The most heart-rending contribution to date has, however, come from Fergus Ewing. He wrote about one “reassurance” experience he’d endured. He said: “The most moving contribution came from a woman of Italian extraction who said that her 13-year-old son was now scared – scared of not knowing whether he can stay here as he wishes or not – and if not, what will happen? It is very sad to witness first-hand just how children have been affected by Brexit.”
Oh yes, how terribly sad.
So people in the Italian community who have been here for generations typically have kids crying as a result of Brexit? And what about the Polish, Romanian, Lithuanian and other children settled here. Are they in floods of Brexit-related tears also?
My granddaughter goes to an Inverness primary school with a substantial proportion of children from these countries. I’m very glad to be able to report that she has seen no sign of her pals suffering in the playground under the stress of Brexit. Not a trace of it in fact. Is anyone surprised?
And if Ewing did hear about this supposedly unhappy Italian kid why the hell didn’t he tell his parents to get their act together and reassure him that he had nothing – absolutely nothing – to worry about, as parents in any troubled circumstances usually try and do?
So for Ewing “it’s very sad to witness first-hand how children have been affected by Brexit”.
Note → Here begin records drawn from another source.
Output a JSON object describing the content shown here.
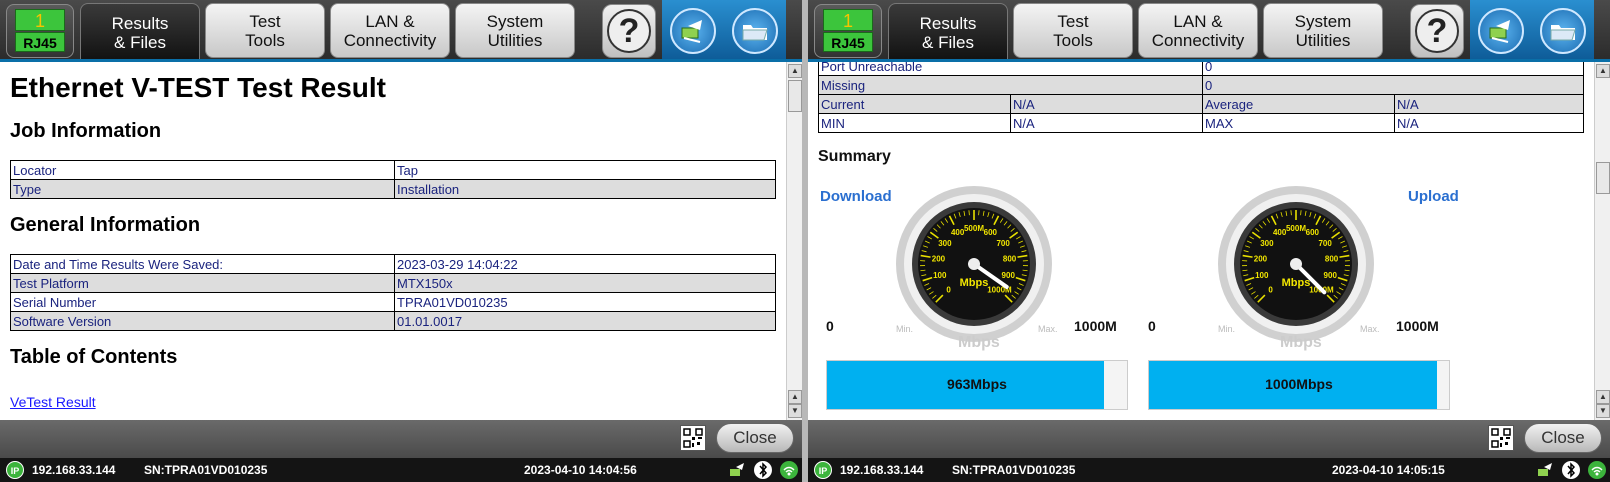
{
  "panels": [
    {
      "port": {
        "number": "1",
        "label": "RJ45"
      },
      "tabs": [
        "Results\n& Files",
        "Test\nTools",
        "LAN &\nConnectivity",
        "System\nUtilities"
      ],
      "help": "?",
      "close_label": "Close",
      "status": {
        "ip_badge": "IP",
        "ip": "192.168.33.144",
        "sn": "SN:TPRA01VD010235",
        "datetime": "2023-04-10  14:04:56"
      }
    },
    {
      "port": {
        "number": "1",
        "label": "RJ45"
      },
      "tabs": [
        "Results\n& Files",
        "Test\nTools",
        "LAN &\nConnectivity",
        "System\nUtilities"
      ],
      "help": "?",
      "close_label": "Close",
      "status": {
        "ip_badge": "IP",
        "ip": "192.168.33.144",
        "sn": "SN:TPRA01VD010235",
        "datetime": "2023-04-10  14:05:15"
      }
    }
  ],
  "report": {
    "title": "Ethernet V-TEST Test Result",
    "job_heading": "Job Information",
    "job_rows": [
      [
        "Locator",
        "Tap"
      ],
      [
        "Type",
        "Installation"
      ]
    ],
    "general_heading": "General Information",
    "general_rows": [
      [
        "Date and Time Results Were Saved:",
        "2023-03-29 14:04:22"
      ],
      [
        "Test Platform",
        "MTX150x"
      ],
      [
        "Serial Number",
        "TPRA01VD010235"
      ],
      [
        "Software Version",
        "01.01.0017"
      ]
    ],
    "toc_heading": "Table of Contents",
    "toc_link": "VeTest Result"
  },
  "detail": {
    "rows2": [
      [
        "Port Unreachable",
        "0"
      ],
      [
        "Missing",
        "0"
      ]
    ],
    "rows4": [
      [
        "Current",
        "N/A",
        "Average",
        "N/A"
      ],
      [
        "MIN",
        "N/A",
        "MAX",
        "N/A"
      ]
    ],
    "summary_heading": "Summary",
    "download_label": "Download",
    "upload_label": "Upload",
    "gauge_ticks": [
      "0",
      "100",
      "200",
      "300",
      "400",
      "500M",
      "600",
      "700",
      "800",
      "900",
      "1000M"
    ],
    "gauge_unit": "Mbps",
    "scale_min": "0",
    "scale_max": "1000M",
    "min_label": "Min.",
    "max_label": "Max.",
    "unit_label": "Mbps",
    "download_value": "963Mbps",
    "upload_value": "1000Mbps",
    "download_level": 0.963,
    "upload_level": 1.0
  }
}
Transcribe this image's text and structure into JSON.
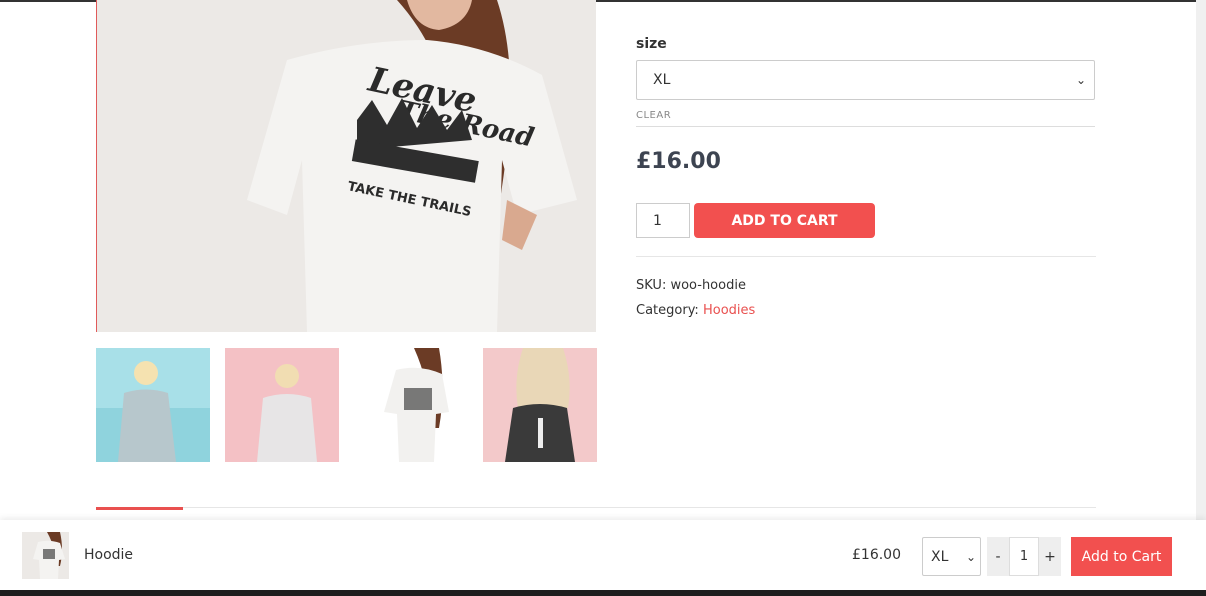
{
  "product": {
    "name": "Hoodie",
    "price": "£16.00",
    "sku_label": "SKU:",
    "sku_value": "woo-hoodie",
    "category_label": "Category:",
    "category_value": "Hoodies"
  },
  "variation": {
    "label": "size",
    "selected": "XL",
    "clear_label": "CLEAR"
  },
  "cart": {
    "quantity": "1",
    "add_label": "ADD TO CART"
  },
  "sticky": {
    "name": "Hoodie",
    "price": "£16.00",
    "size": "XL",
    "minus": "-",
    "plus": "+",
    "quantity": "1",
    "add_label": "Add to Cart"
  },
  "icons": {
    "select_chevron": "chevron-down-icon"
  },
  "colors": {
    "accent": "#f2504f",
    "link": "#e9504f",
    "price": "#3d4451"
  }
}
We feel your pain Fergus. Time for another “reassurance” event no doubt. But don’t forget, 13-year-olds are still too young to vote.
Rush to ruin one riverside site while another stays ugly and derelict for 25 years
WHAT happens now to the derelict riverside site formerly occupied by the Inverness baths? Councillors voted against a plan for a hotel there and after an appeal they’ve been backed by a Scottish Government inquiry report.
What was proposed, councillors believed, didn’t rise to the aesthetic standards of what was required for such a location.
So it would seem we’re stuck with the aesthetic standards we’ve got. Which don’t rise to very much either.
This saga has been going on for 25 or more years – and there’s still nothing there. During that time councillors – following proposal after proposal – have made it clear what they don’t want. So what do they want, and expect? There’s no clarity on that.
Now it’s anyone’s guess how much longer this location will remain in its current condition.
Councillors are no doubt satisfied that their opinions have been validated. The status quo prevails, a prime riverside site will remain ugly, derelict and empty, and it appears there is no inclination or urgency to do anything about it.
It comes down to a question of priorities of course. Just as long as they got what they want for another riverside location – that is, £300,000 to disfigure the riverside along at the Ness Islands with those concrete pathways and that damn stupid wall.